Obviously, you shouldn’t overreact to what occurs in early August (yes, I’m looking right at you, Bills and Cardinals fans!). At the same time, it’s become clear that the NFL’s suits have more tolerance for DUIs and domestic violence than they do defense. Which brings me to my season win-total breakdown of the NFC North, whose four teams last year averaged between 23 and 27 points per game. It’s also the division where the only squad that fielded a top-10 defense failed to make the playoffs—despite a 10-6 record. (Reminder: I’m using the best available odds from the LVH, William Hill, Cantor Gaming and Station Casinos.)
Bears (8½ wins): Not only was Chicago the lone 10-win team last year that stayed home in January—losing a tiebreaker to the Vikings—but it did so despite leading the league in takeaways, ranking third in scoring defense (17.3 ppg, 11 spots ahead of Minnesota) and fifth in total defense (again, 11 spots ahead of Minnesota). Forget about the “defense wins championships” cliché; it doesn’t even win you playoff berths anymore.

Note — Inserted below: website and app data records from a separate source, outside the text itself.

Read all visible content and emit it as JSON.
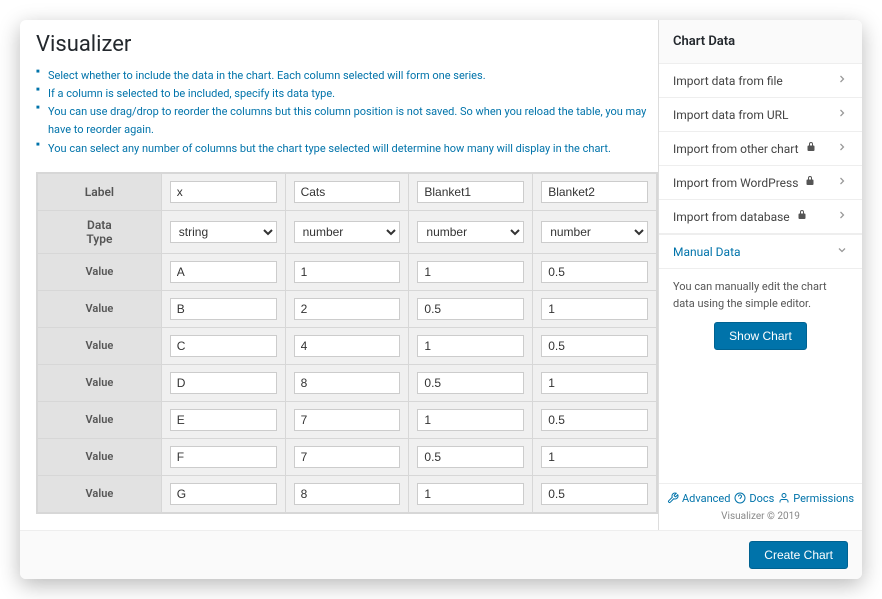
{
  "title": "Visualizer",
  "tips": [
    "Select whether to include the data in the chart. Each column selected will form one series.",
    "If a column is selected to be included, specify its data type.",
    "You can use drag/drop to reorder the columns but this column position is not saved. So when you reload the table, you may have to reorder again.",
    "You can select any number of columns but the chart type selected will determine how many will display in the chart."
  ],
  "table": {
    "label_head": "Label",
    "type_head": "Data Type",
    "value_head": "Value",
    "columns": [
      {
        "label": "x",
        "type": "string"
      },
      {
        "label": "Cats",
        "type": "number"
      },
      {
        "label": "Blanket1",
        "type": "number"
      },
      {
        "label": "Blanket2",
        "type": "number"
      }
    ],
    "rows": [
      [
        "A",
        "1",
        "1",
        "0.5"
      ],
      [
        "B",
        "2",
        "0.5",
        "1"
      ],
      [
        "C",
        "4",
        "1",
        "0.5"
      ],
      [
        "D",
        "8",
        "0.5",
        "1"
      ],
      [
        "E",
        "7",
        "1",
        "0.5"
      ],
      [
        "F",
        "7",
        "0.5",
        "1"
      ],
      [
        "G",
        "8",
        "1",
        "0.5"
      ]
    ]
  },
  "sidebar": {
    "title": "Chart Data",
    "items": [
      {
        "label": "Import data from file",
        "locked": false
      },
      {
        "label": "Import data from URL",
        "locked": false
      },
      {
        "label": "Import from other chart",
        "locked": true
      },
      {
        "label": "Import from WordPress",
        "locked": true
      },
      {
        "label": "Import from database",
        "locked": true
      }
    ],
    "active": {
      "label": "Manual Data"
    },
    "body": "You can manually edit the chart data using the simple editor.",
    "show_btn": "Show Chart"
  },
  "footer": {
    "advanced": "Advanced",
    "docs": "Docs",
    "permissions": "Permissions",
    "copyright": "Visualizer © 2019",
    "create": "Create Chart"
  }
}
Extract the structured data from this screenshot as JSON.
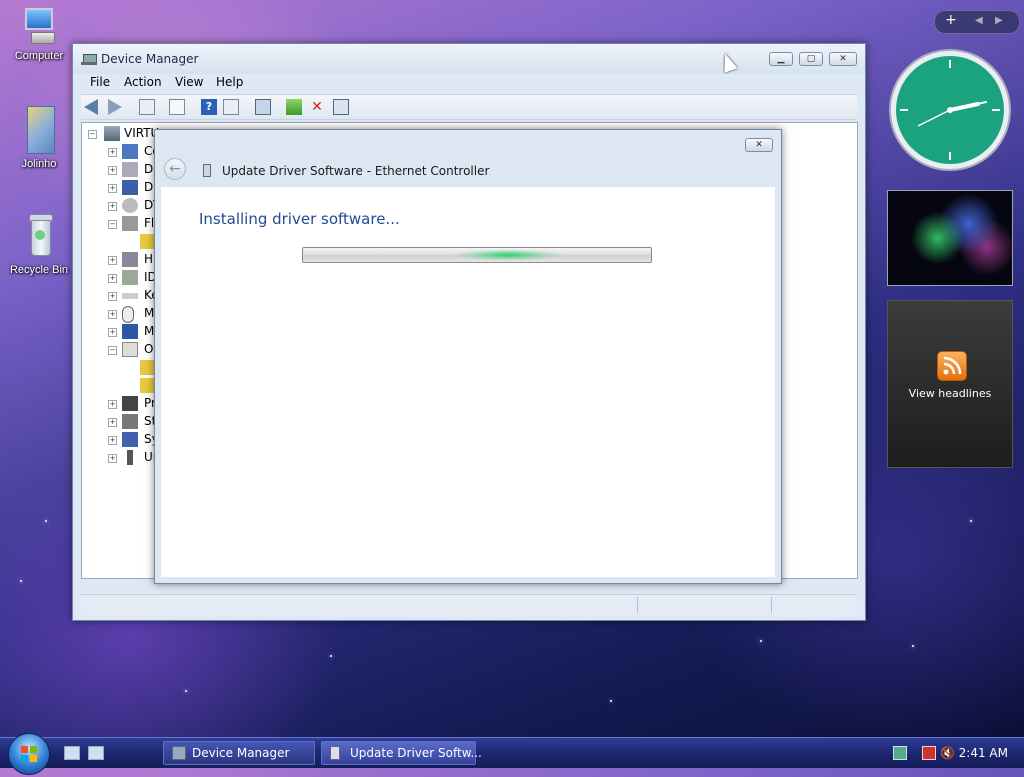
{
  "desktop": {
    "icons": [
      {
        "label": "Computer"
      },
      {
        "label": "Jolinho"
      },
      {
        "label": "Recycle Bin"
      }
    ]
  },
  "device_manager": {
    "title": "Device Manager",
    "menu": [
      "File",
      "Action",
      "View",
      "Help"
    ],
    "tree": {
      "root": "VIRTU",
      "items": [
        "Co",
        "Di",
        "Di",
        "DV",
        "Fl",
        "",
        "H",
        "ID",
        "Ke",
        "M",
        "M",
        "Ot",
        "",
        "",
        "Pr",
        "St",
        "Sy",
        "Ur"
      ]
    }
  },
  "update_dialog": {
    "title": "Update Driver Software - Ethernet Controller",
    "heading": "Installing driver software...",
    "progress_indeterminate": true
  },
  "gadgets": {
    "feed_label": "View headlines",
    "clock_time": "2:41"
  },
  "taskbar": {
    "buttons": [
      "Device Manager",
      "Update Driver Softw..."
    ],
    "clock": "2:41 AM"
  },
  "colors": {
    "accent_heading": "#1f4a96",
    "progress_glow": "#28d26e",
    "taskbar": "#1d2770"
  }
}
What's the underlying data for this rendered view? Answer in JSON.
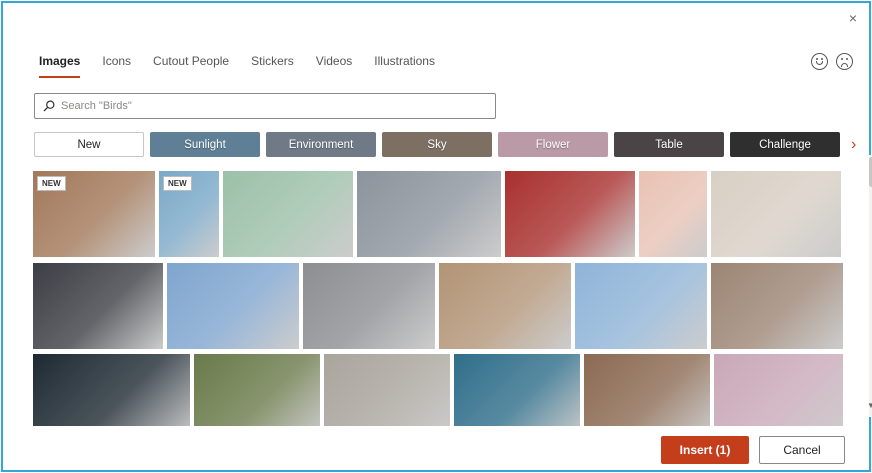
{
  "dialog": {
    "close_label": "×"
  },
  "tabs": [
    {
      "label": "Images",
      "active": true
    },
    {
      "label": "Icons"
    },
    {
      "label": "Cutout People"
    },
    {
      "label": "Stickers"
    },
    {
      "label": "Videos"
    },
    {
      "label": "Illustrations"
    }
  ],
  "feedback": {
    "happy_icon": "smiley-icon",
    "sad_icon": "frown-icon"
  },
  "search": {
    "placeholder": "Search \"Birds\"",
    "value": ""
  },
  "categories": [
    {
      "label": "New",
      "style": "plain"
    },
    {
      "label": "Sunlight",
      "color": "#5e7f96"
    },
    {
      "label": "Environment",
      "color": "#6f7a86"
    },
    {
      "label": "Sky",
      "color": "#7d6f62"
    },
    {
      "label": "Flower",
      "color": "#b99aa6"
    },
    {
      "label": "Table",
      "color": "#4a4446"
    },
    {
      "label": "Challenge",
      "color": "#2f2f30"
    }
  ],
  "images": {
    "new_badge": "NEW",
    "rows": [
      [
        {
          "name": "palette-painting-photo",
          "badge": true,
          "color": "#a27859"
        },
        {
          "name": "paper-pattern-photo",
          "badge": true,
          "color": "#7aa8c8"
        },
        {
          "name": "paper-family-photo",
          "color": "#9cc0a8"
        },
        {
          "name": "balance-spheres-photo",
          "color": "#8b939c"
        },
        {
          "name": "woman-red-wall-photo",
          "color": "#a8302e"
        },
        {
          "name": "cactus-photo",
          "color": "#e8c2b4"
        },
        {
          "name": "cafe-interior-photo",
          "color": "#d8cfc4"
        }
      ],
      [
        {
          "name": "barber-photo",
          "color": "#3b3e44"
        },
        {
          "name": "snowy-mountain-photo",
          "color": "#7fa5cf"
        },
        {
          "name": "spiral-staircase-photo",
          "color": "#8c8e92"
        },
        {
          "name": "warehouse-worker-photo",
          "color": "#b29476"
        },
        {
          "name": "golden-gate-bridge-photo",
          "color": "#8fb4d8"
        },
        {
          "name": "coastline-aerial-photo",
          "color": "#9c8574"
        }
      ],
      [
        {
          "name": "abstract-fluid-photo",
          "color": "#1e2a33"
        },
        {
          "name": "gardener-photo",
          "color": "#6a7a4a"
        },
        {
          "name": "wood-grain-photo",
          "color": "#a9a49c"
        },
        {
          "name": "plumeria-flowers-photo",
          "color": "#2f6e8a"
        },
        {
          "name": "carrots-photo",
          "color": "#8b6a52"
        },
        {
          "name": "industrial-crane-photo",
          "color": "#c9a8b8"
        }
      ]
    ]
  },
  "buttons": {
    "insert": "Insert (1)",
    "cancel": "Cancel"
  },
  "accent_color": "#c43e1c"
}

As a result, the Bears traded in longtime defensive-minded head coach Lovie Smith for Marc Trestman, a longtime offensive mastermind … from the CFL. As a welcome gift, Trestman was handed enigmatic QB Jay Cutler, who’ll never win a Most Coachable Player award. Still, if—and it’s a big IF—Trestman can convince Cutler to buy what he’s selling, the Bears’ passing attack, one of the league’s worst in 2012, could be every bit as dangerous as the defense will be dominant. Then again, who’s willing to bet on Cutler, whose first preseason pass was picked off? Shockingly (gulp!), me. (Also shockingly: Cutler is 27-13 as Chicago’s starting QB over the last three years). The play: OVER (-120, LVH).
Lions (7½): Two years ago, Detroit gained 6,338 yards, scored 474 points and went 10-6. Last season, Detroit gained 6,541 yards, scored 372 points and went 4-12. That’s right: The 2012 Lions gained 203 more yards than the 2011 Lions … and scored 102 fewer points. In other news, liquor stores in greater Detroit reported a surge in profits last winter. All kidding aside, the Lions’ defense took a big step back last year, but reinforcements arrived via the draft and free agency. That, along with a last-place schedule, an explosive offense and some much better luck—five of last year’s losses were by a total of 14 points—has me very high on the 2013 Lions. The play: OVER (-140, Cantor).
Packers (10½): To all you Cheeseheads about to slit your wrists after last week’s 17-0 loss to Arizona: Calm down. Your Packers started 0-1 each of the previous three summers, too; all they did was go 36-12 in those regular seasons. In fact, Green Bay has won at least 10 games four years in a row and 13 times in the past 18 seasons! Now for the bad news: The franchise has never posted double-digit victories in five straight seasons. But history isn’t why I’m selling Packers stock in 2013; it’s the season-ending knee injury to left tackle Bryan Bulaga. Without Bulaga, QB Aaron Rodgers—who has been sacked 168 times over the last four years—isn’t making it through 16 games in one piece. And one of the signal-callers behind Rodgers is the recently signed Vince Young. Now that’s a reason for Cheeseheads to reach for the knife! The play: UNDER (-110, Cantor).
Vikings (7½): I’m not saying Minnesota’s 10-6 record last year was a fluke, but … only three of those victories came against playoff teams: a Week 3 upset of the 49ers, and season-ending wins against Houston and Green Bay (in games that meant nothing to Houston or Green Bay). Of course, now is where you mention the name Adrian Peterson. And I counter with this fact: The last five running backs to surpass 2,000 yards in a season saw their rushing total decrease by an average of 986 yards the next year. And only two of the five played in all 16 games. And none were less than two years removed from reconstructive knee surgery. The play: UNDER (-145, LVH).
Best Bet: Lions-OVER
Next Week: NFC South